The Macushi people are an Arawak-speaking indigenous group who live in Guyana and Brazil. They have a deep connection to the natural environment and practice subsistence farming and fishing.
The Araweté are an Arawak-speaking indigenous group who live in the Amazon rainforest in Brazil. They have a rich oral tradition and practice a unique form of body painting as part of their spiritual and cultural practices.
Arawak tribes today
Settlement area: today, Arawak ethnic groups only exist on the American mainland. On the Caribbean coast of Honduras, Guatemala, and Belize, about 130,000 Garifuna speak an evolved form of the Igneri language, which arose from the mingling of island Caribs, the Igneri-Arawak people they once subdued, and escaped African-American slaves. About 140,000 Wayuu, who belong to the Arawak people, live in the Guajira Peninsula , which belongs to Colombia and Venezuela.
Here are some points about the Arawak tribe today:
Present-day Arawak people are scattered throughout South America, Central America, and the Caribbean. They have assimilated into different cultures and societies over time, and many have lost touch with their traditional practices and languages.
However, some indigenous communities still identify as Arawak and strive to preserve their culture and traditions. For example, the Lokono Arawak people in Guyana have established a cultural center and museum to showcase their history and heritage.
In the Caribbean, the Garifuna people are descended from a mix of Arawak, Carib, and West African people. They have their own distinct culture and language, which incorporates elements of their Arawak ancestry.
The Arawak people’s traditional knowledge of medicinal plants and their use in healing practices is still relevant today. Some modern-day healers and herbalists incorporate Arawak practices into their work.
Despite ongoing efforts to preserve and promote their culture, many Arawak people continue to face discrimination and marginalization.
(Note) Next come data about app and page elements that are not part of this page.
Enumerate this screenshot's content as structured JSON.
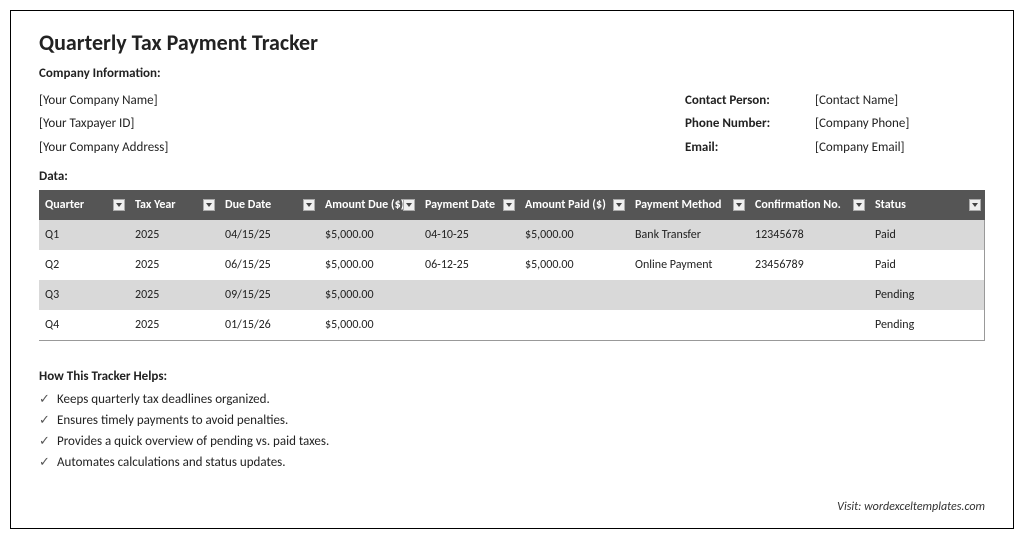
{
  "title": "Quarterly Tax Payment Tracker",
  "sections": {
    "company_info_label": "Company Information:",
    "data_label": "Data:",
    "helps_label": "How This Tracker Helps:"
  },
  "company_left": {
    "name": "[Your Company Name]",
    "taxpayer_id": "[Your Taxpayer ID]",
    "address": "[Your Company Address]"
  },
  "company_right": {
    "contact_label": "Contact Person:",
    "contact_value": "[Contact Name]",
    "phone_label": "Phone Number:",
    "phone_value": "[Company Phone]",
    "email_label": "Email:",
    "email_value": "[Company Email]"
  },
  "table": {
    "headers": {
      "quarter": "Quarter",
      "tax_year": "Tax Year",
      "due_date": "Due Date",
      "amount_due": "Amount Due ($)",
      "payment_date": "Payment Date",
      "amount_paid": "Amount Paid ($)",
      "payment_method": "Payment Method",
      "confirmation": "Confirmation No.",
      "status": "Status"
    },
    "rows": [
      {
        "quarter": "Q1",
        "tax_year": "2025",
        "due_date": "04/15/25",
        "amount_due": "$5,000.00",
        "payment_date": "04-10-25",
        "amount_paid": "$5,000.00",
        "payment_method": "Bank Transfer",
        "confirmation": "12345678",
        "status": "Paid"
      },
      {
        "quarter": "Q2",
        "tax_year": "2025",
        "due_date": "06/15/25",
        "amount_due": "$5,000.00",
        "payment_date": "06-12-25",
        "amount_paid": "$5,000.00",
        "payment_method": "Online Payment",
        "confirmation": "23456789",
        "status": "Paid"
      },
      {
        "quarter": "Q3",
        "tax_year": "2025",
        "due_date": "09/15/25",
        "amount_due": "$5,000.00",
        "payment_date": "",
        "amount_paid": "",
        "payment_method": "",
        "confirmation": "",
        "status": "Pending"
      },
      {
        "quarter": "Q4",
        "tax_year": "2025",
        "due_date": "01/15/26",
        "amount_due": "$5,000.00",
        "payment_date": "",
        "amount_paid": "",
        "payment_method": "",
        "confirmation": "",
        "status": "Pending"
      }
    ]
  },
  "helps": [
    "Keeps quarterly tax deadlines organized.",
    "Ensures timely payments to avoid penalties.",
    "Provides a quick overview of pending vs. paid taxes.",
    "Automates calculations and status updates."
  ],
  "footer": "Visit: wordexceltemplates.com",
  "chart_data": {
    "type": "table",
    "title": "Quarterly Tax Payment Tracker",
    "columns": [
      "Quarter",
      "Tax Year",
      "Due Date",
      "Amount Due ($)",
      "Payment Date",
      "Amount Paid ($)",
      "Payment Method",
      "Confirmation No.",
      "Status"
    ],
    "rows": [
      [
        "Q1",
        "2025",
        "04/15/25",
        5000.0,
        "04-10-25",
        5000.0,
        "Bank Transfer",
        "12345678",
        "Paid"
      ],
      [
        "Q2",
        "2025",
        "06/15/25",
        5000.0,
        "06-12-25",
        5000.0,
        "Online Payment",
        "23456789",
        "Paid"
      ],
      [
        "Q3",
        "2025",
        "09/15/25",
        5000.0,
        null,
        null,
        null,
        null,
        "Pending"
      ],
      [
        "Q4",
        "2025",
        "01/15/26",
        5000.0,
        null,
        null,
        null,
        null,
        "Pending"
      ]
    ]
  }
}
In some cases, their land and resources have been taken away by governments and corporations, leading to displacement and loss of traditional practices.
Overall, the Arawak people’s legacy lives on in the diverse cultures and societies they have influenced over time, and their struggle for recognition and rights continues today.
Photo credit (main picture): Tropenmuseum, part of the National Museum of World Cultures, CC BY-SA 3.0, via Wikimedia Commons
Photo description: group of Arawak people in ceremonial outfit in the Garden of Palms next to the Dutch Governor house in Paramaribo, Suriname. Date between 1880 and 1900.